Siemens Commissions North Wales Coast Resignalling Programme

Posted by Barry Pearson on May 2, 2018  |   Comments Off on Siemens Commissions North Wales Coast Resignalling Programme

On 26 March at 02:30, Siemens successfully completed the commissioning of the final stage of the North Wales Coast (NWC) Resignalling Programme, which features the company’s low cost, digital-ready signalling solution.  The commissioning of the new signalling system forms part of a £50 million investment by Network Rail on the North Wales coast as part of its Railway Upgrade Plan. The North Wales Railway Upgrade Project also includes track upgrades in Mostyn, Rhyl, Flint and Abergele, as well as station enhancements.

The NWC programme covered the re-signalling of mechanical signals and signal boxes on the 30-mile section of line between Flint and Colwyn Bay, with the route being re-controlled to the Cardiff-based Wales Rail Operating Centre (ROC) and covered 99 signal equivalent units, one manually controlled level crossing (with CCTV) and eight user-worked level crossings.

Siemens’ low cost solution has been developed specifically to allow rural and secondary lines such as NWC to be cost-effectively upgraded. Using templated designs, standardised plug-and-play equipment and off-site hangar testing, the system has at its heart simplicity of design and fast and efficient installation and delivers significant benefits for Network Rail, the rail operating companies, and ultimately, the passenger.

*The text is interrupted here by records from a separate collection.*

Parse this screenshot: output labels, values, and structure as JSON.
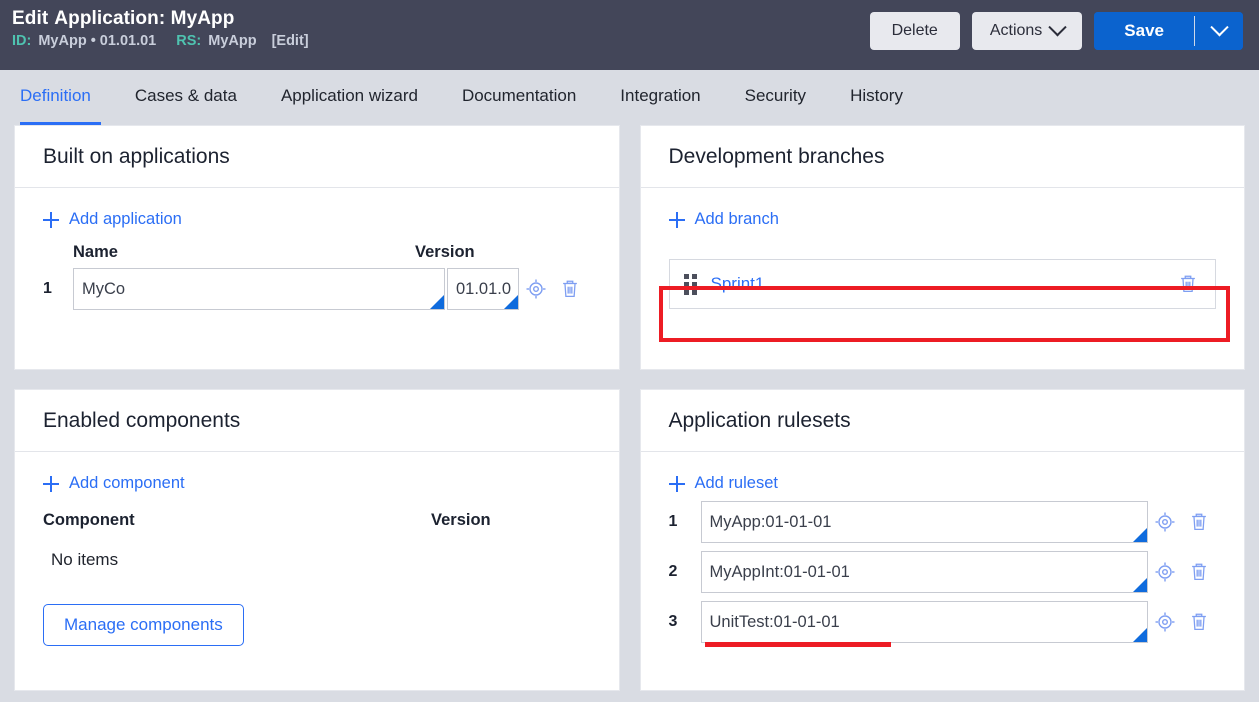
{
  "header": {
    "title_prefix": "Edit",
    "title": "Application: MyApp",
    "id_label": "ID:",
    "id_value": "MyApp • 01.01.01",
    "rs_label": "RS:",
    "rs_value": "MyApp",
    "edit_link": "[Edit]",
    "delete_label": "Delete",
    "actions_label": "Actions",
    "save_label": "Save"
  },
  "tabs": [
    {
      "label": "Definition",
      "active": true
    },
    {
      "label": "Cases & data",
      "active": false
    },
    {
      "label": "Application wizard",
      "active": false
    },
    {
      "label": "Documentation",
      "active": false
    },
    {
      "label": "Integration",
      "active": false
    },
    {
      "label": "Security",
      "active": false
    },
    {
      "label": "History",
      "active": false
    }
  ],
  "built_on": {
    "title": "Built on applications",
    "add_label": "Add application",
    "col_name": "Name",
    "col_version": "Version",
    "rows": [
      {
        "num": "1",
        "name": "MyCo",
        "version": "01.01.0"
      }
    ]
  },
  "branches": {
    "title": "Development branches",
    "add_label": "Add branch",
    "rows": [
      {
        "name": "Sprint1"
      }
    ]
  },
  "components": {
    "title": "Enabled components",
    "add_label": "Add component",
    "col_component": "Component",
    "col_version": "Version",
    "empty_text": "No items",
    "manage_label": "Manage components"
  },
  "rulesets": {
    "title": "Application rulesets",
    "add_label": "Add ruleset",
    "rows": [
      {
        "num": "1",
        "value": "MyApp:01-01-01"
      },
      {
        "num": "2",
        "value": "MyAppInt:01-01-01"
      },
      {
        "num": "3",
        "value": "UnitTest:01-01-01"
      }
    ]
  },
  "annotations": {
    "highlight_color": "#ed1c24",
    "branch_row_box": true,
    "ruleset_row3_underline": true
  },
  "colors": {
    "header_bg": "#434659",
    "page_bg": "#d9dce3",
    "accent_blue": "#2b6ef5",
    "primary_button": "#0b63ce",
    "meta_key": "#4fc3b0"
  }
}
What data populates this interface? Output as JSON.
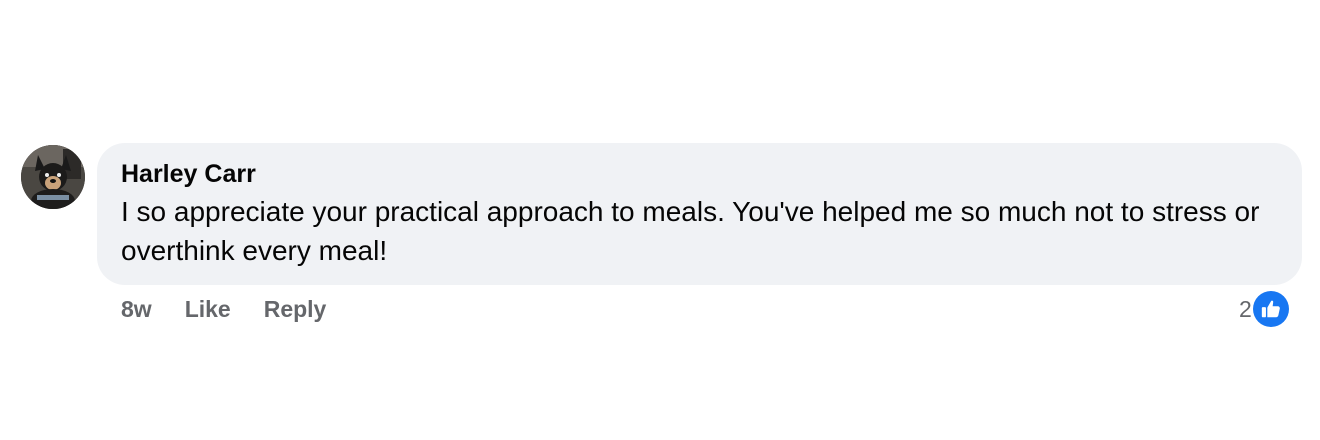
{
  "comment": {
    "author": "Harley Carr",
    "text": "I so appreciate your practical approach to meals. You've helped me so much not to stress or overthink every meal!",
    "timestamp": "8w",
    "like_label": "Like",
    "reply_label": "Reply",
    "reaction_count": "2",
    "reaction_icon": "thumbs-up-icon",
    "colors": {
      "bubble": "#f0f2f5",
      "like_badge": "#1877f2",
      "meta_text": "#65676b"
    }
  }
}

Although the low-cost signalling technology was proven, the cost and efficiency of the delivery process was not and the NWC programme was identified as an ideal project to monitor and assess this critical element of the overall solution. Now complete, the project has demonstrated more than 25% saving in cost compared to a conventional solution, with the investment expected to generate a return within 10 years on operational and maintenance costs alone.

Cost savings were not simply achieved through cheaper materials (including lightweight structures, LED signals and fibre networks), but also from the new delivery process. For example, the number and cost of disruptive possessions was a fraction of a conventional scheme, as were the costs and time required for implementation and testing. The use of off-site, hangar testing also meant that testing was carried out in a virtually hazard-free environment, with the tester and design engineers being co-located and so able to discuss and resolve any issues quickly and efficiently.

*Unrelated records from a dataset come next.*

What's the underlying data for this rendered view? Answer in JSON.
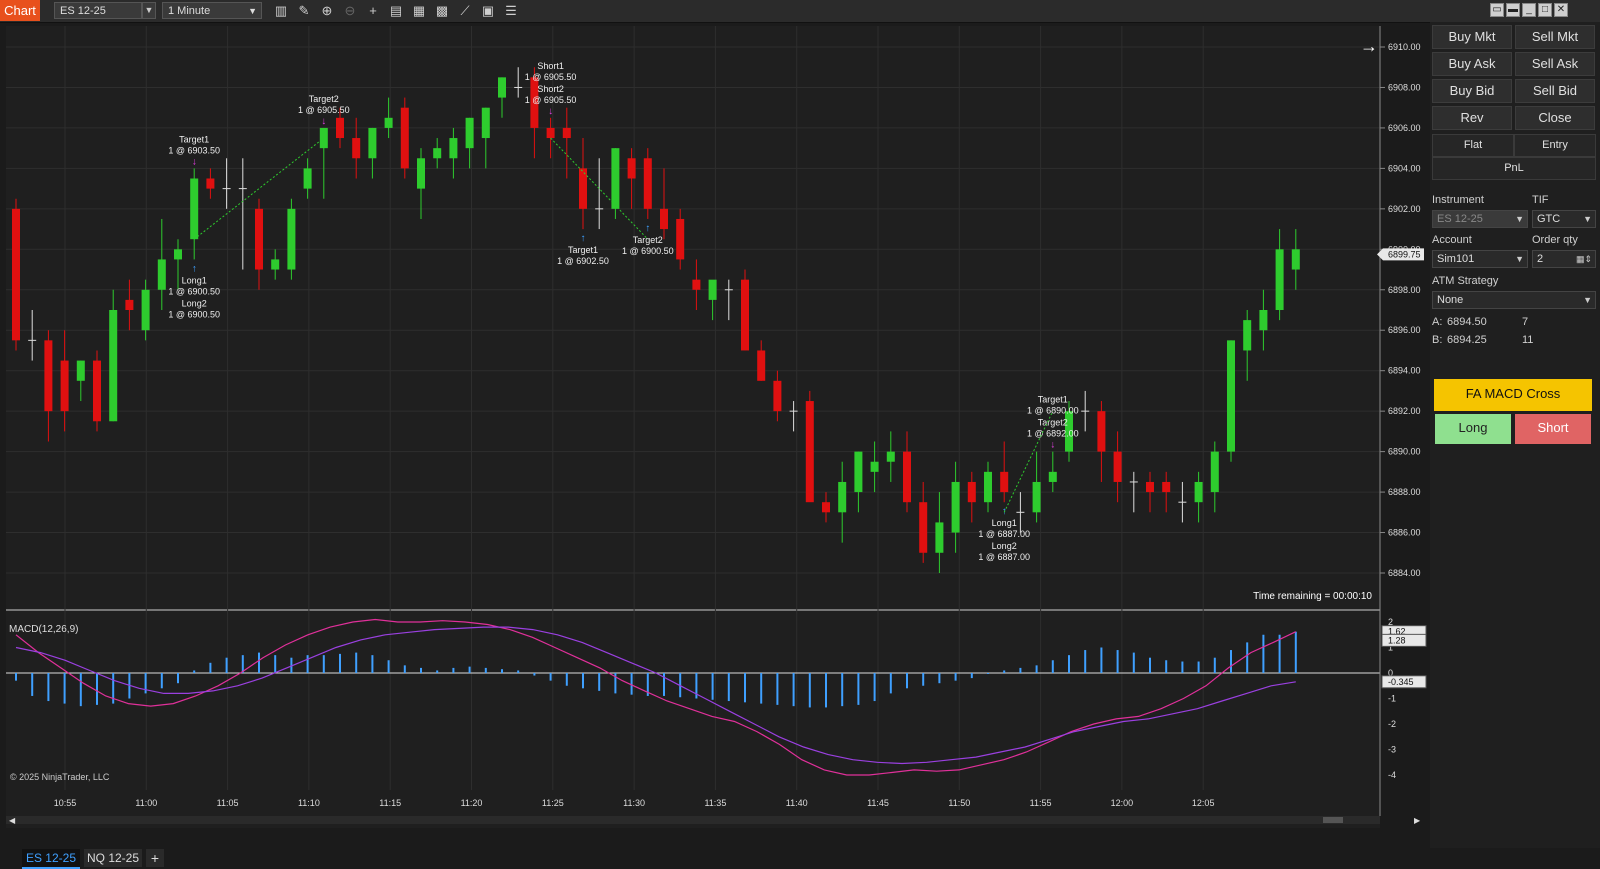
{
  "toolbar": {
    "chart_label": "Chart",
    "instrument": "ES 12-25",
    "interval": "1 Minute",
    "icons": [
      "bars-icon",
      "pencil-icon",
      "zoom-in-icon",
      "zoom-out-icon",
      "crosshair-icon",
      "properties-icon",
      "templates-icon",
      "indicators-icon",
      "strategies-icon",
      "data-box-icon",
      "list-icon"
    ]
  },
  "chart": {
    "time_remaining": "Time remaining = 00:00:10",
    "copyright": "© 2025 NinjaTrader, LLC",
    "price_ticks": [
      "6910.00",
      "6908.00",
      "6906.00",
      "6904.00",
      "6902.00",
      "6900.00",
      "6898.00",
      "6896.00",
      "6894.00",
      "6892.00",
      "6890.00",
      "6888.00",
      "6886.00",
      "6884.00"
    ],
    "current_price": "6899.75",
    "time_ticks": [
      "10:55",
      "11:00",
      "11:05",
      "11:10",
      "11:15",
      "11:20",
      "11:25",
      "11:30",
      "11:35",
      "11:40",
      "11:45",
      "11:50",
      "11:55",
      "12:00",
      "12:05"
    ],
    "colors": {
      "up": "#2ecc2e",
      "down": "#e01010",
      "doji": "#dddddd",
      "background": "#1f1f1f"
    },
    "markers": [
      {
        "title": "Target1",
        "price": "1 @ 6903.50",
        "kind": "exit",
        "bar": 11
      },
      {
        "title": "Long1",
        "price": "1 @ 6900.50",
        "kind": "entry",
        "bar": 11
      },
      {
        "title": "Long2",
        "price": "1 @ 6900.50",
        "kind": "entry",
        "bar": 11
      },
      {
        "title": "Target2",
        "price": "1 @ 6905.50",
        "kind": "exit",
        "bar": 19
      },
      {
        "title": "Short1",
        "price": "1 @ 6905.50",
        "kind": "entry",
        "bar": 33
      },
      {
        "title": "Short2",
        "price": "1 @ 6905.50",
        "kind": "entry",
        "bar": 33
      },
      {
        "title": "Target1",
        "price": "1 @ 6902.50",
        "kind": "exit",
        "bar": 35
      },
      {
        "title": "Target2",
        "price": "1 @ 6900.50",
        "kind": "exit",
        "bar": 39
      },
      {
        "title": "Long1",
        "price": "1 @ 6887.00",
        "kind": "entry",
        "bar": 61
      },
      {
        "title": "Long2",
        "price": "1 @ 6887.00",
        "kind": "entry",
        "bar": 61
      },
      {
        "title": "Target1",
        "price": "1 @ 6890.00",
        "kind": "exit",
        "bar": 64
      },
      {
        "title": "Target2",
        "price": "1 @ 6892.00",
        "kind": "exit",
        "bar": 64
      }
    ]
  },
  "chart_data": [
    {
      "type": "candlestick",
      "title": "ES 12-25",
      "interval": "1 Minute",
      "ylim": [
        6883,
        6911
      ],
      "candles": [
        [
          6902.0,
          6902.5,
          6895.0,
          6895.5
        ],
        [
          6895.5,
          6897.0,
          6894.5,
          6895.5
        ],
        [
          6895.5,
          6896.0,
          6890.5,
          6892.0
        ],
        [
          6894.5,
          6896.0,
          6891.0,
          6892.0
        ],
        [
          6893.5,
          6894.5,
          6892.5,
          6894.5
        ],
        [
          6894.5,
          6895.0,
          6891.0,
          6891.5
        ],
        [
          6891.5,
          6898.0,
          6891.5,
          6897.0
        ],
        [
          6897.5,
          6898.5,
          6896.0,
          6897.0
        ],
        [
          6896.0,
          6898.5,
          6895.5,
          6898.0
        ],
        [
          6898.0,
          6901.5,
          6897.0,
          6899.5
        ],
        [
          6899.5,
          6900.5,
          6898.0,
          6900.0
        ],
        [
          6900.5,
          6904.0,
          6899.5,
          6903.5
        ],
        [
          6903.5,
          6904.0,
          6902.5,
          6903.0
        ],
        [
          6903.0,
          6904.5,
          6902.0,
          6903.0
        ],
        [
          6903.0,
          6904.5,
          6899.0,
          6903.0
        ],
        [
          6902.0,
          6902.5,
          6898.0,
          6899.0
        ],
        [
          6899.0,
          6900.0,
          6898.5,
          6899.5
        ],
        [
          6899.0,
          6902.5,
          6898.5,
          6902.0
        ],
        [
          6903.0,
          6904.5,
          6902.5,
          6904.0
        ],
        [
          6905.0,
          6906.0,
          6902.5,
          6906.0
        ],
        [
          6906.5,
          6907.0,
          6905.0,
          6905.5
        ],
        [
          6905.5,
          6906.5,
          6903.5,
          6904.5
        ],
        [
          6904.5,
          6906.0,
          6903.5,
          6906.0
        ],
        [
          6906.0,
          6907.5,
          6905.5,
          6906.5
        ],
        [
          6907.0,
          6907.5,
          6903.5,
          6904.0
        ],
        [
          6903.0,
          6905.0,
          6901.5,
          6904.5
        ],
        [
          6904.5,
          6905.5,
          6904.0,
          6905.0
        ],
        [
          6904.5,
          6906.0,
          6903.5,
          6905.5
        ],
        [
          6905.0,
          6906.5,
          6904.0,
          6906.5
        ],
        [
          6905.5,
          6907.0,
          6904.0,
          6907.0
        ],
        [
          6907.5,
          6908.5,
          6906.5,
          6908.5
        ],
        [
          6908.0,
          6909.0,
          6907.5,
          6908.0
        ],
        [
          6908.5,
          6909.0,
          6904.5,
          6906.0
        ],
        [
          6906.0,
          6906.5,
          6904.5,
          6905.5
        ],
        [
          6906.0,
          6907.0,
          6903.5,
          6905.5
        ],
        [
          6904.0,
          6905.5,
          6901.0,
          6902.0
        ],
        [
          6902.0,
          6904.5,
          6901.0,
          6902.0
        ],
        [
          6902.0,
          6905.0,
          6901.5,
          6905.0
        ],
        [
          6904.5,
          6905.0,
          6902.0,
          6903.5
        ],
        [
          6904.5,
          6905.0,
          6901.5,
          6902.0
        ],
        [
          6902.0,
          6904.0,
          6900.5,
          6901.0
        ],
        [
          6901.5,
          6902.0,
          6899.0,
          6899.5
        ],
        [
          6898.5,
          6899.5,
          6897.0,
          6898.0
        ],
        [
          6897.5,
          6898.0,
          6896.5,
          6898.5
        ],
        [
          6898.0,
          6898.5,
          6896.5,
          6898.0
        ],
        [
          6898.5,
          6899.0,
          6895.0,
          6895.0
        ],
        [
          6895.0,
          6895.5,
          6893.5,
          6893.5
        ],
        [
          6893.5,
          6894.0,
          6891.5,
          6892.0
        ],
        [
          6892.0,
          6892.5,
          6891.0,
          6892.0
        ],
        [
          6892.5,
          6893.0,
          6888.0,
          6887.5
        ],
        [
          6887.5,
          6888.0,
          6886.5,
          6887.0
        ],
        [
          6887.0,
          6889.5,
          6885.5,
          6888.5
        ],
        [
          6888.0,
          6890.0,
          6887.0,
          6890.0
        ],
        [
          6889.0,
          6890.5,
          6888.0,
          6889.5
        ],
        [
          6889.5,
          6891.0,
          6888.5,
          6890.0
        ],
        [
          6890.0,
          6891.0,
          6887.0,
          6887.5
        ],
        [
          6887.5,
          6888.5,
          6884.5,
          6885.0
        ],
        [
          6885.0,
          6888.0,
          6884.0,
          6886.5
        ],
        [
          6886.0,
          6889.5,
          6885.0,
          6888.5
        ],
        [
          6888.5,
          6889.0,
          6886.5,
          6887.5
        ],
        [
          6887.5,
          6889.5,
          6887.0,
          6889.0
        ],
        [
          6889.0,
          6890.5,
          6887.5,
          6888.0
        ],
        [
          6887.0,
          6888.0,
          6886.0,
          6887.0
        ],
        [
          6887.0,
          6890.0,
          6886.5,
          6888.5
        ],
        [
          6888.5,
          6890.0,
          6888.0,
          6889.0
        ],
        [
          6890.0,
          6892.5,
          6889.5,
          6892.0
        ],
        [
          6892.0,
          6893.0,
          6891.0,
          6892.0
        ],
        [
          6892.0,
          6892.5,
          6888.5,
          6890.0
        ],
        [
          6890.0,
          6891.0,
          6887.5,
          6888.5
        ],
        [
          6888.5,
          6889.0,
          6887.0,
          6888.5
        ],
        [
          6888.5,
          6889.0,
          6887.0,
          6888.0
        ],
        [
          6888.5,
          6889.0,
          6887.0,
          6888.0
        ],
        [
          6887.5,
          6888.5,
          6886.5,
          6887.5
        ],
        [
          6887.5,
          6889.0,
          6886.5,
          6888.5
        ],
        [
          6888.0,
          6890.5,
          6887.0,
          6890.0
        ],
        [
          6890.0,
          6895.5,
          6889.5,
          6895.5
        ],
        [
          6895.0,
          6897.0,
          6893.5,
          6896.5
        ],
        [
          6896.0,
          6898.0,
          6895.0,
          6897.0
        ],
        [
          6897.0,
          6901.0,
          6896.5,
          6900.0
        ],
        [
          6899.0,
          6901.0,
          6898.0,
          6900.0
        ]
      ]
    },
    {
      "type": "bar",
      "title": "MACD(12,26,9)",
      "ylim": [
        -4.5,
        2.5
      ],
      "y_ticks": [
        "2",
        "1",
        "0",
        "-1",
        "-2",
        "-3",
        "-4"
      ],
      "value_labels": [
        "1.62",
        "1.28",
        "-0.345"
      ],
      "series": [
        {
          "name": "histogram",
          "values": [
            -0.3,
            -0.9,
            -1.1,
            -1.2,
            -1.3,
            -1.25,
            -1.2,
            -1.0,
            -0.8,
            -0.6,
            -0.4,
            0.1,
            0.4,
            0.6,
            0.7,
            0.8,
            0.7,
            0.6,
            0.7,
            0.7,
            0.75,
            0.8,
            0.7,
            0.5,
            0.3,
            0.2,
            0.1,
            0.2,
            0.25,
            0.2,
            0.15,
            0.1,
            -0.1,
            -0.3,
            -0.5,
            -0.6,
            -0.7,
            -0.8,
            -0.85,
            -0.9,
            -0.9,
            -0.95,
            -1.0,
            -1.05,
            -1.1,
            -1.15,
            -1.2,
            -1.25,
            -1.3,
            -1.35,
            -1.35,
            -1.3,
            -1.25,
            -1.1,
            -0.8,
            -0.6,
            -0.5,
            -0.4,
            -0.3,
            -0.2,
            0.0,
            0.1,
            0.2,
            0.3,
            0.5,
            0.7,
            0.9,
            1.0,
            0.9,
            0.8,
            0.6,
            0.5,
            0.45,
            0.45,
            0.6,
            0.9,
            1.2,
            1.5,
            1.5,
            1.62
          ]
        },
        {
          "name": "macd",
          "values": [
            1.5,
            0.8,
            0.2,
            -0.4,
            -0.9,
            -1.2,
            -1.3,
            -1.2,
            -0.9,
            -0.5,
            0.0,
            0.6,
            1.1,
            1.5,
            1.8,
            2.0,
            2.1,
            2.0,
            2.0,
            2.05,
            2.0,
            1.9,
            1.7,
            1.4,
            1.0,
            0.6,
            0.2,
            -0.3,
            -0.7,
            -1.1,
            -1.4,
            -1.7,
            -1.9,
            -2.3,
            -2.8,
            -3.4,
            -3.8,
            -4.0,
            -4.0,
            -3.9,
            -3.8,
            -3.85,
            -3.8,
            -3.6,
            -3.4,
            -3.1,
            -2.7,
            -2.3,
            -2.0,
            -1.8,
            -1.7,
            -1.4,
            -1.0,
            -0.5,
            0.2,
            0.8,
            1.2,
            1.62
          ]
        },
        {
          "name": "signal",
          "values": [
            1.0,
            0.8,
            0.5,
            0.1,
            -0.3,
            -0.6,
            -0.8,
            -0.8,
            -0.7,
            -0.5,
            -0.2,
            0.2,
            0.6,
            1.0,
            1.3,
            1.5,
            1.6,
            1.7,
            1.75,
            1.8,
            1.8,
            1.7,
            1.5,
            1.2,
            0.8,
            0.4,
            0.0,
            -0.5,
            -1.0,
            -1.5,
            -2.0,
            -2.5,
            -2.9,
            -3.2,
            -3.4,
            -3.5,
            -3.55,
            -3.5,
            -3.4,
            -3.3,
            -3.1,
            -2.9,
            -2.6,
            -2.3,
            -2.1,
            -1.9,
            -1.8,
            -1.6,
            -1.4,
            -1.1,
            -0.8,
            -0.5,
            -0.345
          ]
        }
      ]
    }
  ],
  "panel": {
    "buttons": [
      {
        "name": "buy-mkt-button",
        "label": "Buy Mkt"
      },
      {
        "name": "sell-mkt-button",
        "label": "Sell Mkt"
      },
      {
        "name": "buy-ask-button",
        "label": "Buy Ask"
      },
      {
        "name": "sell-ask-button",
        "label": "Sell Ask"
      },
      {
        "name": "buy-bid-button",
        "label": "Buy Bid"
      },
      {
        "name": "sell-bid-button",
        "label": "Sell Bid"
      },
      {
        "name": "rev-button",
        "label": "Rev"
      },
      {
        "name": "close-button",
        "label": "Close"
      }
    ],
    "flat": "Flat",
    "entry": "Entry",
    "pnl": "PnL",
    "instrument_label": "Instrument",
    "instrument_value": "ES 12-25",
    "tif_label": "TIF",
    "tif_value": "GTC",
    "account_label": "Account",
    "account_value": "Sim101",
    "qty_label": "Order qty",
    "qty_value": "2",
    "atm_label": "ATM Strategy",
    "atm_value": "None",
    "ask_label": "A:",
    "ask_price": "6894.50",
    "ask_size": "7",
    "bid_label": "B:",
    "bid_price": "6894.25",
    "bid_size": "11",
    "strategy_label": "FA MACD Cross",
    "long_label": "Long",
    "short_label": "Short",
    "colors": {
      "strategy": "#f5c400",
      "long": "#8fe08f",
      "short": "#e06464"
    }
  },
  "tabs": [
    {
      "name": "tab-es",
      "label": "ES 12-25",
      "active": true
    },
    {
      "name": "tab-nq",
      "label": "NQ 12-25",
      "active": false
    }
  ],
  "add_tab": "+"
}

As part of the works, Siemens also installed a new telecommunications infrastructure, with the company’s engineers commissioning over 40 new lineside phones which are now connected to the Wales ROC. Finally, equipment from the redundant signal boxes was recovered.

Speaking after the commissioning, Siemens Delivery Director, Andy Stringer said: “The NWC project has demonstrated the cost savings that can be achieved through the use of a low-cost solution, enabling a positive business case for the re-signalling of secondary routes to now be built. This project has already been delivered for less than 75% of the cost of a conventional scheme, but as the first to be delivered in this way, there are lessons to be learned and further savings to be made. Siemens is already providing additional investment to refine our low-cost, digital-ready solution which will deliver an additional 10% cost reduction.”

The Siemens system is also ‘digital ready’ such that a traffic management system (TMS) can be built in and ETCS can be overlaid if required. This capability provides an opportunity for operators to integrate with other local transport networks and take advantage of all the benefits that TMS and digitalisation can deliver.

Siemens Rail Automation is a global leader in the design, supply, installation and commissioning of track-side and train-borne signalling and train control solutions. Its portfolio includes train control, interlocking systems, operations control systems, components, track vacancy detection, level-crossing protection, rail communications, cab radios, station systems and cargo automation for both passenger and freight rail operators.

Siemens employs over 15,000 people in the UK, with 1,650 people working in the Rail Automation division from offices in Chippenham, London, Croydon, Poole, Birmingham, Ashby-de-la-Zouch, Manchester, York, Glasgow, Newport and Derby. For more information, visit